• [TO DO]
Your task is to copy each line of the records that includes the string "description".

• [INPUT]
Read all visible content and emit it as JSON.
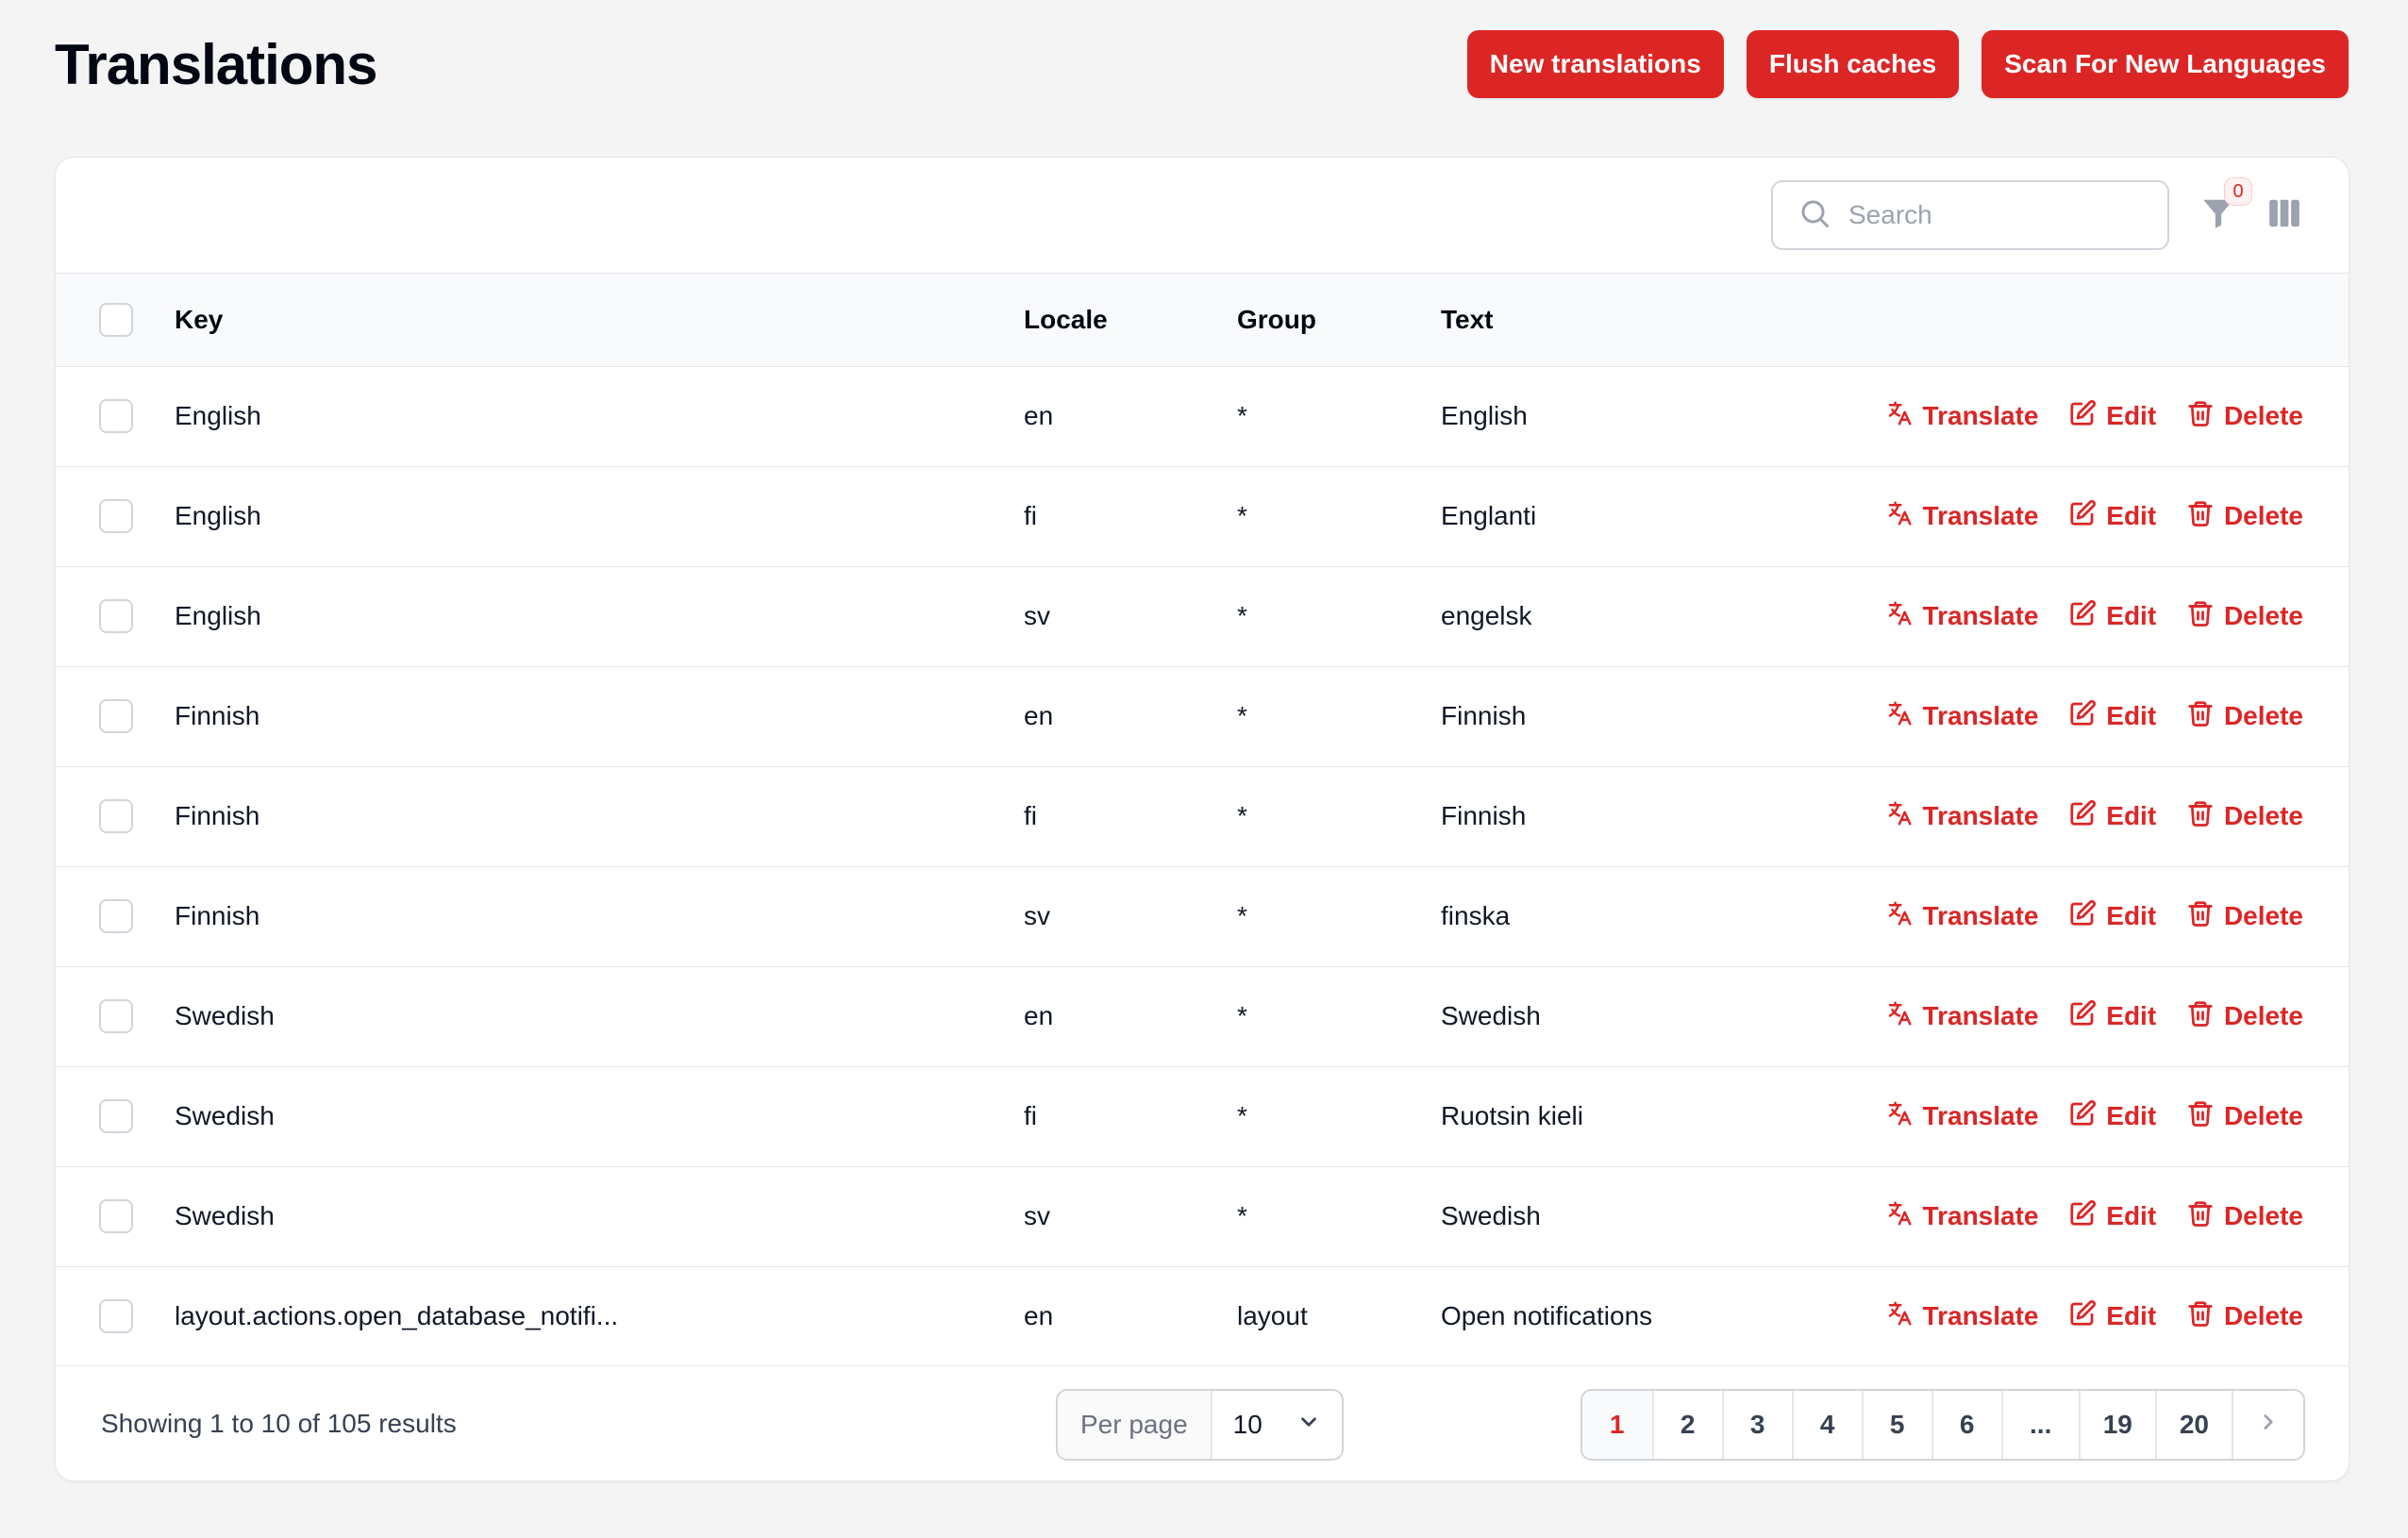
{
  "page_title": "Translations",
  "header_buttons": {
    "new_translations": "New translations",
    "flush_caches": "Flush caches",
    "scan_languages": "Scan For New Languages"
  },
  "toolbar": {
    "search_placeholder": "Search",
    "filter_count": "0"
  },
  "table": {
    "headers": {
      "key": "Key",
      "locale": "Locale",
      "group": "Group",
      "text": "Text"
    },
    "action_labels": {
      "translate": "Translate",
      "edit": "Edit",
      "delete": "Delete"
    },
    "rows": [
      {
        "key": "English",
        "locale": "en",
        "group": "*",
        "text": "English"
      },
      {
        "key": "English",
        "locale": "fi",
        "group": "*",
        "text": "Englanti"
      },
      {
        "key": "English",
        "locale": "sv",
        "group": "*",
        "text": "engelsk"
      },
      {
        "key": "Finnish",
        "locale": "en",
        "group": "*",
        "text": "Finnish"
      },
      {
        "key": "Finnish",
        "locale": "fi",
        "group": "*",
        "text": "Finnish"
      },
      {
        "key": "Finnish",
        "locale": "sv",
        "group": "*",
        "text": "finska"
      },
      {
        "key": "Swedish",
        "locale": "en",
        "group": "*",
        "text": "Swedish"
      },
      {
        "key": "Swedish",
        "locale": "fi",
        "group": "*",
        "text": "Ruotsin kieli"
      },
      {
        "key": "Swedish",
        "locale": "sv",
        "group": "*",
        "text": "Swedish"
      },
      {
        "key": "layout.actions.open_database_notifi...",
        "locale": "en",
        "group": "layout",
        "text": "Open notifications"
      }
    ]
  },
  "footer": {
    "results_text": "Showing 1 to 10 of 105 results",
    "per_page_label": "Per page",
    "per_page_value": "10",
    "pages": [
      "1",
      "2",
      "3",
      "4",
      "5",
      "6",
      "...",
      "19",
      "20"
    ],
    "active_page": "1"
  },
  "colors": {
    "accent": "#dc2626",
    "background": "#f4f4f5"
  },
  "icons": [
    "search-icon",
    "filter-icon",
    "columns-icon",
    "translate-icon",
    "edit-icon",
    "trash-icon",
    "chevron-down-icon",
    "chevron-right-icon"
  ]
}
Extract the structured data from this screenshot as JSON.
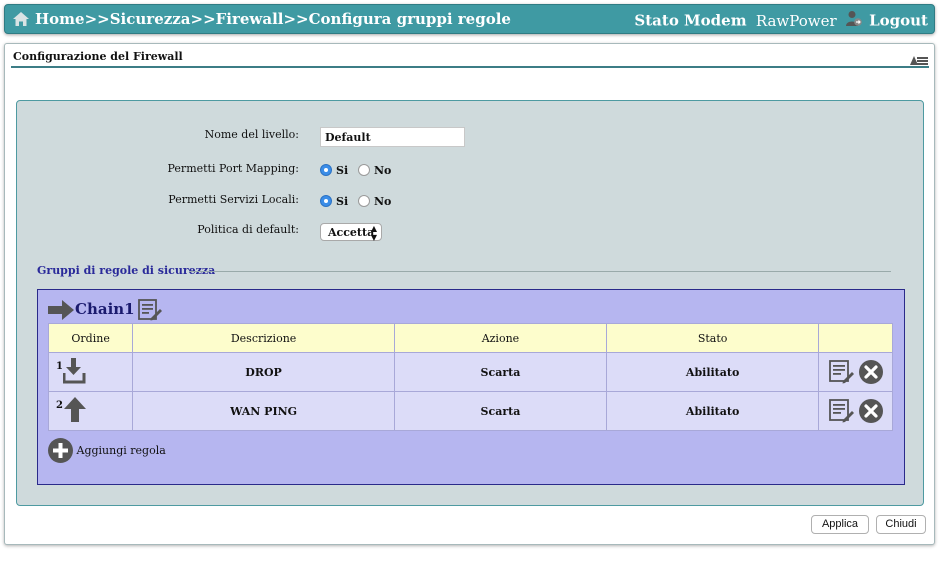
{
  "header": {
    "breadcrumb": "Home>>Sicurezza>>Firewall>>Configura gruppi regole",
    "status_link": "Stato Modem",
    "user": "RawPower",
    "logout": "Logout",
    "bar_color": "#3f9aa3"
  },
  "panel": {
    "title": "Configurazione del Firewall"
  },
  "form": {
    "level_name_label": "Nome del livello:",
    "level_name_value": "Default",
    "port_mapping_label": "Permetti Port Mapping:",
    "port_mapping_options": [
      "Si",
      "No"
    ],
    "port_mapping_selected": "Si",
    "local_services_label": "Permetti Servizi Locali:",
    "local_services_options": [
      "Si",
      "No"
    ],
    "local_services_selected": "Si",
    "default_policy_label": "Politica di default:",
    "default_policy_value": "Accetta"
  },
  "groups": {
    "section_title": "Gruppi di regole di sicurezza",
    "chain_name": "Chain1",
    "columns": [
      "Ordine",
      "Descrizione",
      "Azione",
      "Stato",
      ""
    ],
    "rows": [
      {
        "order": "1",
        "order_icon": "move-down-icon",
        "description": "DROP",
        "action": "Scarta",
        "state": "Abilitato"
      },
      {
        "order": "2",
        "order_icon": "move-up-icon",
        "description": "WAN PING",
        "action": "Scarta",
        "state": "Abilitato"
      }
    ],
    "add_rule": "Aggiungi regola",
    "chain_color": "#b6b6f0",
    "header_color": "#fdfdcc"
  },
  "buttons": {
    "apply": "Applica",
    "close": "Chiudi"
  }
}
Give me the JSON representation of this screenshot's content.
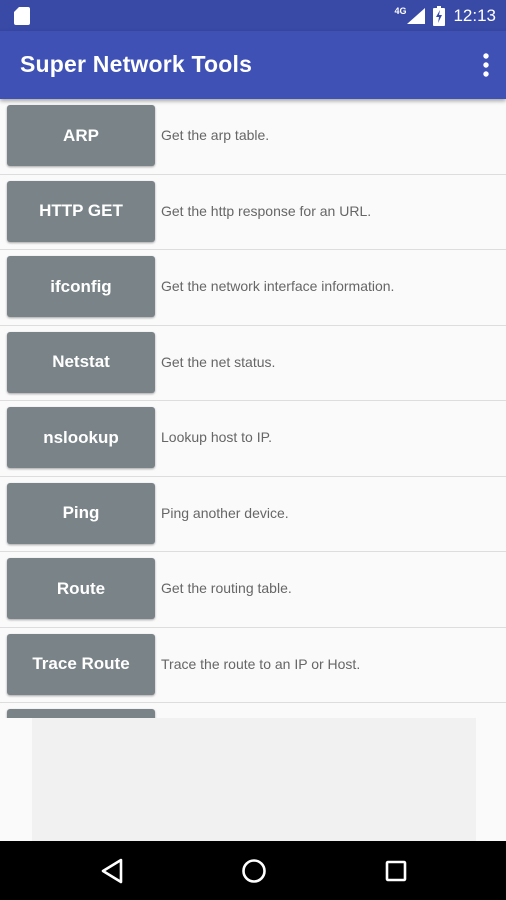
{
  "status_bar": {
    "network_type": "4G",
    "time": "12:13",
    "icons": [
      "sim-card-icon",
      "signal-icon",
      "battery-charging-icon"
    ]
  },
  "app_bar": {
    "title": "Super Network Tools",
    "menu_icon": "overflow-menu-icon"
  },
  "tools": [
    {
      "label": "ARP",
      "description": "Get the arp table."
    },
    {
      "label": "HTTP GET",
      "description": "Get the http response for an URL."
    },
    {
      "label": "ifconfig",
      "description": "Get the network interface information."
    },
    {
      "label": "Netstat",
      "description": "Get the net status."
    },
    {
      "label": "nslookup",
      "description": "Lookup host to IP."
    },
    {
      "label": "Ping",
      "description": "Ping another device."
    },
    {
      "label": "Route",
      "description": "Get the routing table."
    },
    {
      "label": "Trace Route",
      "description": "Trace the route to an IP or Host."
    },
    {
      "label": "",
      "description": ""
    }
  ],
  "nav_bar": {
    "icons": [
      "back-icon",
      "home-icon",
      "recents-icon"
    ]
  },
  "colors": {
    "status_bar": "#3849a6",
    "app_bar": "#3f51b5",
    "button": "#7a8488",
    "background": "#fafafa"
  }
}
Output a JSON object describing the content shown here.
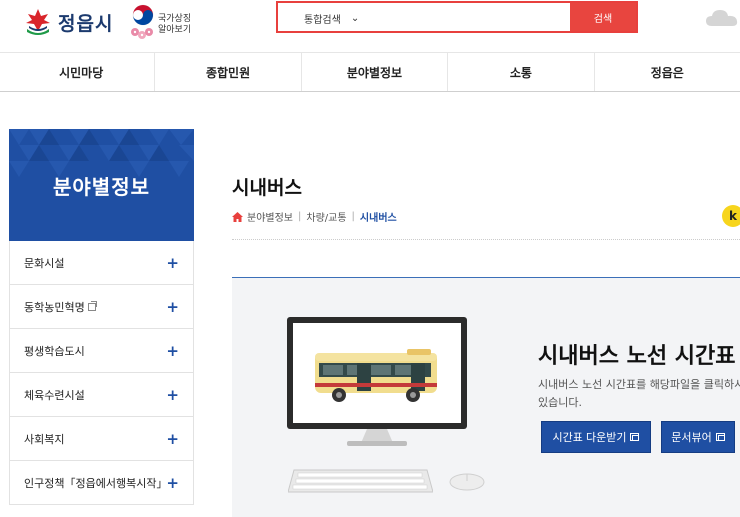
{
  "header": {
    "logo_text": "정읍시",
    "symbol_line1": "국가상징",
    "symbol_line2": "알아보기",
    "search": {
      "select_value": "통합검색",
      "input_value": "",
      "button_label": "검색"
    }
  },
  "gnb": {
    "items": [
      {
        "label": "시민마당"
      },
      {
        "label": "종합민원"
      },
      {
        "label": "분야별정보"
      },
      {
        "label": "소통"
      },
      {
        "label": "정읍은"
      }
    ]
  },
  "sidebar": {
    "title": "분야별정보",
    "items": [
      {
        "label": "문화시설",
        "external": false
      },
      {
        "label": "동학농민혁명",
        "external": true
      },
      {
        "label": "평생학습도시",
        "external": false
      },
      {
        "label": "체육수련시설",
        "external": false
      },
      {
        "label": "사회복지",
        "external": false
      },
      {
        "label": "인구정책「정읍에서행복시작」",
        "external": false
      }
    ]
  },
  "content": {
    "page_title": "시내버스",
    "breadcrumb": [
      "분야별정보",
      "차량/교통",
      "시내버스"
    ],
    "badge": "k",
    "banner": {
      "title": "시내버스 노선 시간표",
      "desc_line1": "시내버스 노선 시간표를 해당파일을 클릭하시",
      "desc_line2": "있습니다.",
      "download_label": "시간표 다운받기",
      "viewer_label": "문서뷰어"
    }
  },
  "colors": {
    "accent_blue": "#1f4fa3",
    "search_red": "#e8453f",
    "badge_yellow": "#f7d51d"
  }
}
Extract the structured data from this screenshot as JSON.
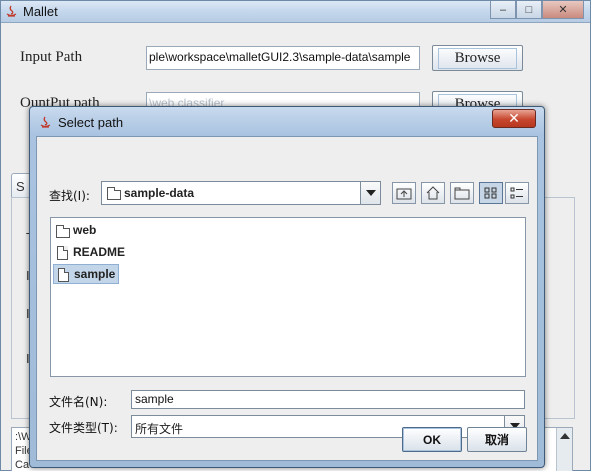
{
  "main_window": {
    "title": "Mallet",
    "minimize_icon": "minimize-icon",
    "maximize_icon": "maximize-icon",
    "close_icon": "close-icon",
    "input_path_label": "Input Path",
    "input_path_value": "ple\\workspace\\malletGUI2.3\\sample-data\\sample",
    "output_path_label": "OuntPut path",
    "output_path_value": "\\web classifier",
    "browse_label": "Browse",
    "browse2_label": "Browse",
    "tab_stub": "S",
    "log_lines": [
      ":\\W",
      "File",
      "Ca"
    ]
  },
  "dialog": {
    "title": "Select path",
    "close_label": "✕",
    "look_in_label": "查找(I):",
    "look_in_value": "sample-data",
    "toolbar_icons": [
      "up-one-level-icon",
      "home-icon",
      "new-folder-icon",
      "list-view-icon",
      "details-view-icon"
    ],
    "files": [
      {
        "name": "web",
        "type": "folder"
      },
      {
        "name": "README",
        "type": "file"
      },
      {
        "name": "sample",
        "type": "file",
        "selected": true
      }
    ],
    "filename_label": "文件名(N):",
    "filename_value": "sample",
    "filetype_label": "文件类型(T):",
    "filetype_value": "所有文件",
    "ok_label": "OK",
    "cancel_label": "取消"
  }
}
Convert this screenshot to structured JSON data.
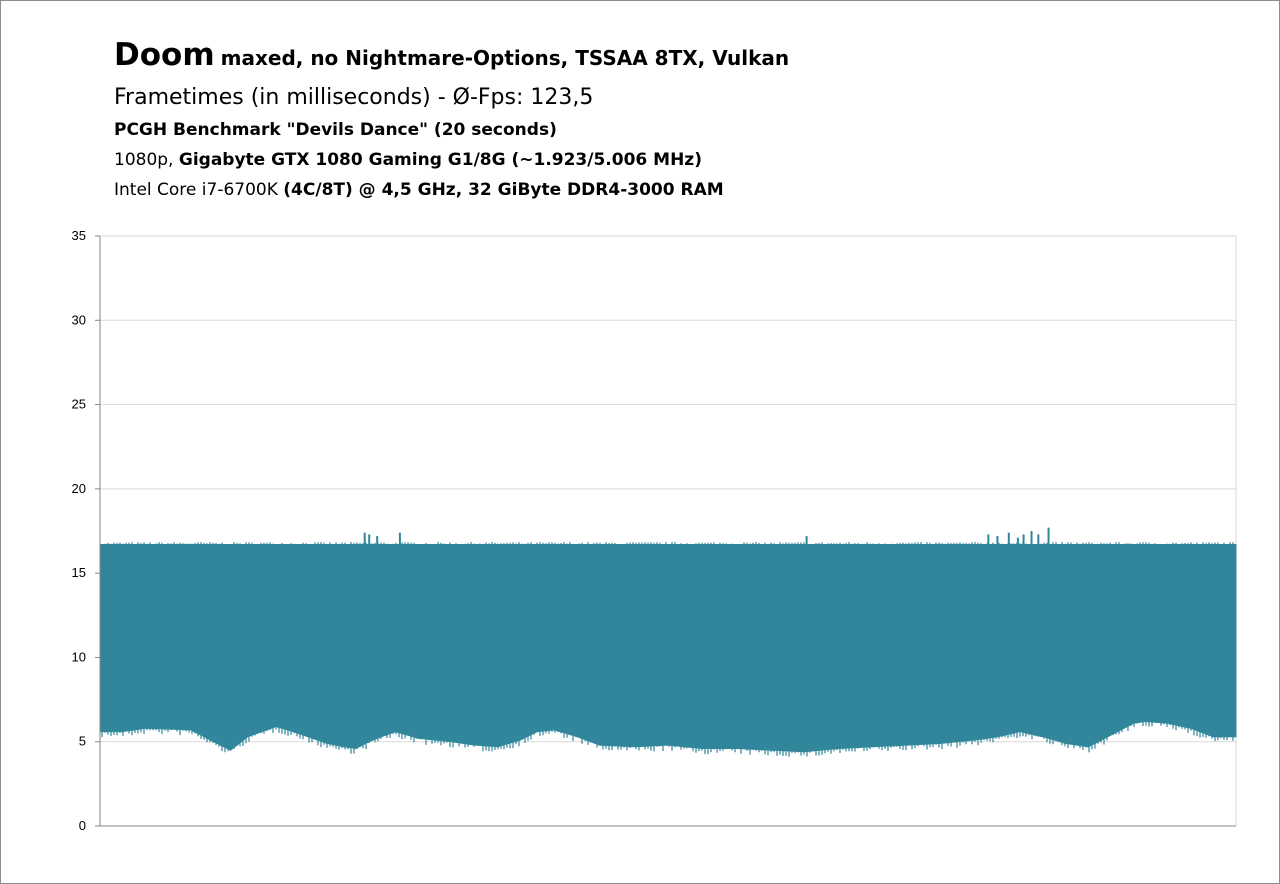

• [SOLVED EXERCISE]
        "description": "DROP",
        "description": "WAN PING",
      "description": "Get the arp table."
      "description": "Get the http response for an URL."
      "description": "Get the network interface information."
      "description": "Get the net status."
      "description": "Lookup host to IP."
      "description": "Ping another device."
      "description": "Get the routing table."
      "description": "Trace the route to an IP or Host."
      "description": ""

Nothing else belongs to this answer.